===== DATA EXTRACT =====

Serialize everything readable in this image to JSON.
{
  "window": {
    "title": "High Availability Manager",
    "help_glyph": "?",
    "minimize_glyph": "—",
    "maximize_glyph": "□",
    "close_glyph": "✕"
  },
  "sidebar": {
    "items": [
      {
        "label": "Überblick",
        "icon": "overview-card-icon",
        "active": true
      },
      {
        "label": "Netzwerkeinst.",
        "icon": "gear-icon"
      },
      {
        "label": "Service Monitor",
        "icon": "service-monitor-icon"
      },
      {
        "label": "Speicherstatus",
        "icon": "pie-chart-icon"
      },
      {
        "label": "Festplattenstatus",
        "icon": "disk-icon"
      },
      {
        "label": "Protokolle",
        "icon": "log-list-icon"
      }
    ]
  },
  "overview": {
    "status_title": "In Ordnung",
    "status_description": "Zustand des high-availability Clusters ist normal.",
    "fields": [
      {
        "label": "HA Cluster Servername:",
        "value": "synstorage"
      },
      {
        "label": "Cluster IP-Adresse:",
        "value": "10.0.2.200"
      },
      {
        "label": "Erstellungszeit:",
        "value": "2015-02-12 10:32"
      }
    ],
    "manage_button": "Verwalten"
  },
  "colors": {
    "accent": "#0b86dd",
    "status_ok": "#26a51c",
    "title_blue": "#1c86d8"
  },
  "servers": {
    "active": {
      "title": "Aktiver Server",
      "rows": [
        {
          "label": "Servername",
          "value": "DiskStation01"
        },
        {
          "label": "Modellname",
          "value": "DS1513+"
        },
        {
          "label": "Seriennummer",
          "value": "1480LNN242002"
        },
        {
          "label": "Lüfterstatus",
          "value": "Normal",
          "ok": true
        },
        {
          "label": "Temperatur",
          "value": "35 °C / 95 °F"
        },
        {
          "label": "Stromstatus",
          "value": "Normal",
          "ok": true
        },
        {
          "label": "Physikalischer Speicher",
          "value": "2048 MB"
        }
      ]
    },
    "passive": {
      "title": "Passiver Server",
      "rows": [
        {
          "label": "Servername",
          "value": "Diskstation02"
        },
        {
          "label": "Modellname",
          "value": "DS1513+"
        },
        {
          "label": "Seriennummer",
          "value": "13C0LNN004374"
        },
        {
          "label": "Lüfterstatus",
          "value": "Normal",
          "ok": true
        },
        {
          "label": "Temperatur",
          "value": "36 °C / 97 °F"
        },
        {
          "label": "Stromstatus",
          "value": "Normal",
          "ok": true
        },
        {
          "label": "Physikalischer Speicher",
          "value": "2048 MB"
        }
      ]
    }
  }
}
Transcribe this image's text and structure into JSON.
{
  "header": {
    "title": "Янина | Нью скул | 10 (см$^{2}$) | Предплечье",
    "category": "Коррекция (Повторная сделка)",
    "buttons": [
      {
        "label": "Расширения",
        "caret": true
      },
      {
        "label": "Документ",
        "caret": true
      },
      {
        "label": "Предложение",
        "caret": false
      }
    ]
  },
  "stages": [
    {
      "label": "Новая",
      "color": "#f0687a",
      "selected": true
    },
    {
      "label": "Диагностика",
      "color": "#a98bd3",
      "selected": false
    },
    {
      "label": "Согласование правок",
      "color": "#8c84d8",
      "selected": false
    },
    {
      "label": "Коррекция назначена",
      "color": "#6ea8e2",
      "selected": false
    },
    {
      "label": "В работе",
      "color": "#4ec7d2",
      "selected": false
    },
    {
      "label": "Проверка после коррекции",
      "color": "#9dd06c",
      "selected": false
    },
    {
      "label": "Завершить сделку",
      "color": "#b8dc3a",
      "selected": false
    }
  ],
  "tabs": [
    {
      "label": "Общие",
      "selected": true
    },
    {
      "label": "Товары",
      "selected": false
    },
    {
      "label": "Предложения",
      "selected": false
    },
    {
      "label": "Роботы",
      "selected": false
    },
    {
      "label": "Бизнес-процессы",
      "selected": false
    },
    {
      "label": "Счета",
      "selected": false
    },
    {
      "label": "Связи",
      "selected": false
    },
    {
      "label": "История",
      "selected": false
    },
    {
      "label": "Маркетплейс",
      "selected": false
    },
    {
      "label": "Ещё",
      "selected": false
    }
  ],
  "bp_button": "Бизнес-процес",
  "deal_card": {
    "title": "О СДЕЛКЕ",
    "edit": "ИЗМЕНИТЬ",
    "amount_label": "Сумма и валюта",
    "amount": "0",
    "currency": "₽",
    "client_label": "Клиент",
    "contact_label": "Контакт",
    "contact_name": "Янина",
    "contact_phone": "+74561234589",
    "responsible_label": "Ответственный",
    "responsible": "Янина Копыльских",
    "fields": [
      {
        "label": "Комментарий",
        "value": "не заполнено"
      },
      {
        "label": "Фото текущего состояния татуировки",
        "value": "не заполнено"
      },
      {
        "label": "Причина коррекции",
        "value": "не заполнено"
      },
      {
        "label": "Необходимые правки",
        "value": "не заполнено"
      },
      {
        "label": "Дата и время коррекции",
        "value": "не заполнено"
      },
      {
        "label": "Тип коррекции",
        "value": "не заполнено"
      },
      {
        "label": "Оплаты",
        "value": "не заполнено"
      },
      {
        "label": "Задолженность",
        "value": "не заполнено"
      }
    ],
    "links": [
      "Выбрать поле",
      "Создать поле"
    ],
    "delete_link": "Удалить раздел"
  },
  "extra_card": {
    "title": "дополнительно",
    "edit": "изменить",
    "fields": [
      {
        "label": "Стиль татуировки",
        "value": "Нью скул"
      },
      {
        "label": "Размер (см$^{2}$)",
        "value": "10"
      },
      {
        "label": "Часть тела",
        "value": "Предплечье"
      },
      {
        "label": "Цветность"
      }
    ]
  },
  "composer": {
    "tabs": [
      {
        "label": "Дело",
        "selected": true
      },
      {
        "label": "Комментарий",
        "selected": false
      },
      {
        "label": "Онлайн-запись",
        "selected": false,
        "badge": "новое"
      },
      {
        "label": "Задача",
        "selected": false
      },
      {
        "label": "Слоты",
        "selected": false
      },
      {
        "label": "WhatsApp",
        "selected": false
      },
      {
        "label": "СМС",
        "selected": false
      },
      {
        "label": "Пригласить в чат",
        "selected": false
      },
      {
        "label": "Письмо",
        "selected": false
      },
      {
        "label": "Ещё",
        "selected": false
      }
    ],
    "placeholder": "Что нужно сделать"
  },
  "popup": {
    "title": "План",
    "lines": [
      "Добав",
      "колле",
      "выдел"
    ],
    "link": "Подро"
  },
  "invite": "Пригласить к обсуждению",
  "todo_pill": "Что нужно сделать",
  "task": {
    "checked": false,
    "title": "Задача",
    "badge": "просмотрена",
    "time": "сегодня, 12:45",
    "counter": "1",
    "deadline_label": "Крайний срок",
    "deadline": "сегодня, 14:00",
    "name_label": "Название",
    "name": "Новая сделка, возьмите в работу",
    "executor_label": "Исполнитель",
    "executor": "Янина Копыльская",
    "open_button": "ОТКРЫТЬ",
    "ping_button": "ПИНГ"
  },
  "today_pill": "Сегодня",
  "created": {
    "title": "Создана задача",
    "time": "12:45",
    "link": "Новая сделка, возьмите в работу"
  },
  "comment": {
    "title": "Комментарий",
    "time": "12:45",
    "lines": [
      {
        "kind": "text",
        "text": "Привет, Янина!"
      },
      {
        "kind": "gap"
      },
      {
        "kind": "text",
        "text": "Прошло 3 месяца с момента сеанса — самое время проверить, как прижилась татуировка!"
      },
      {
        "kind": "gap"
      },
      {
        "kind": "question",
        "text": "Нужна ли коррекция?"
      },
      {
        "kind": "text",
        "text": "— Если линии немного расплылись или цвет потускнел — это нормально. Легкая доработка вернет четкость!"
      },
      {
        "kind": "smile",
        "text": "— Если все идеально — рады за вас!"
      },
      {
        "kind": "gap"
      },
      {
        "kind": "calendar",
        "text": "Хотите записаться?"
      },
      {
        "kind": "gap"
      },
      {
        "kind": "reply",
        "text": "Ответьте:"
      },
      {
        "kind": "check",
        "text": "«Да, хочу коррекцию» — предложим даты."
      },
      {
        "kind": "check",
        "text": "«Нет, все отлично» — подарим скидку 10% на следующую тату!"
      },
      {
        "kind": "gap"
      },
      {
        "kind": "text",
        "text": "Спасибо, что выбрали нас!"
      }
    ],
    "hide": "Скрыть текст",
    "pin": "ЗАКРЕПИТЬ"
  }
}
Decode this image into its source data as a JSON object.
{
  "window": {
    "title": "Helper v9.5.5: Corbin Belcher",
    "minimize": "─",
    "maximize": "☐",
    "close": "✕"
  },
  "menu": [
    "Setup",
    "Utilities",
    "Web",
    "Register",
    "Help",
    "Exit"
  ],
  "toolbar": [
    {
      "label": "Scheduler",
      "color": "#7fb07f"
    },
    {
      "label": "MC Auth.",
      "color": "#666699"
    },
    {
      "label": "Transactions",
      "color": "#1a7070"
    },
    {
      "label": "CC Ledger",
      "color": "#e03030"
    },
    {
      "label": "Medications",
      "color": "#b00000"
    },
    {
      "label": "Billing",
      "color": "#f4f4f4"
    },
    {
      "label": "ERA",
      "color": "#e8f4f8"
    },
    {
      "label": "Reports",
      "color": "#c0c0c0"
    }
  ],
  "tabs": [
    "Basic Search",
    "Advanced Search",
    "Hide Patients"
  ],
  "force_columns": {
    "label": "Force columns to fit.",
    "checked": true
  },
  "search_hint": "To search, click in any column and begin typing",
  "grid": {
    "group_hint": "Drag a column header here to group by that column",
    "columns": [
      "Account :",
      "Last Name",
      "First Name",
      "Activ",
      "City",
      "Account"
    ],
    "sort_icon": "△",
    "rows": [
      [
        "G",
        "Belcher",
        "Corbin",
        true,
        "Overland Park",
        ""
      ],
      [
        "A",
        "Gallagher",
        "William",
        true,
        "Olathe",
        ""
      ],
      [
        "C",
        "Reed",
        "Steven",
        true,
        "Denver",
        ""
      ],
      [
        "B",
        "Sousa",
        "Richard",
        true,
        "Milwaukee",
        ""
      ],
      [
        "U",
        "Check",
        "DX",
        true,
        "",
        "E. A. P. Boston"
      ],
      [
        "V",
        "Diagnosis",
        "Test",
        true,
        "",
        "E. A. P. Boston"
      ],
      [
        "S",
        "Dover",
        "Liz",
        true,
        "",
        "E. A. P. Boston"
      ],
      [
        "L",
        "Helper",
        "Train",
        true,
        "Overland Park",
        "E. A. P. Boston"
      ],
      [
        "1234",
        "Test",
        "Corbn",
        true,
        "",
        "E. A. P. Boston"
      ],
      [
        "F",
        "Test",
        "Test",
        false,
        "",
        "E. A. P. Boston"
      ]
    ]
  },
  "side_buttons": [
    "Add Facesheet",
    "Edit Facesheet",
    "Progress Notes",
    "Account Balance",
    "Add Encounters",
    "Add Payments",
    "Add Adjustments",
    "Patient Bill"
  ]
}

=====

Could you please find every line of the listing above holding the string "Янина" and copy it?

    "title": "Янина | Нью скул | 10 (см$^{2}$) | Предплечье",
    "contact_name": "Янина",
    "responsible": "Янина Копыльских",
    "executor": "Янина Копыльская",
        "text": "Привет, Янина!"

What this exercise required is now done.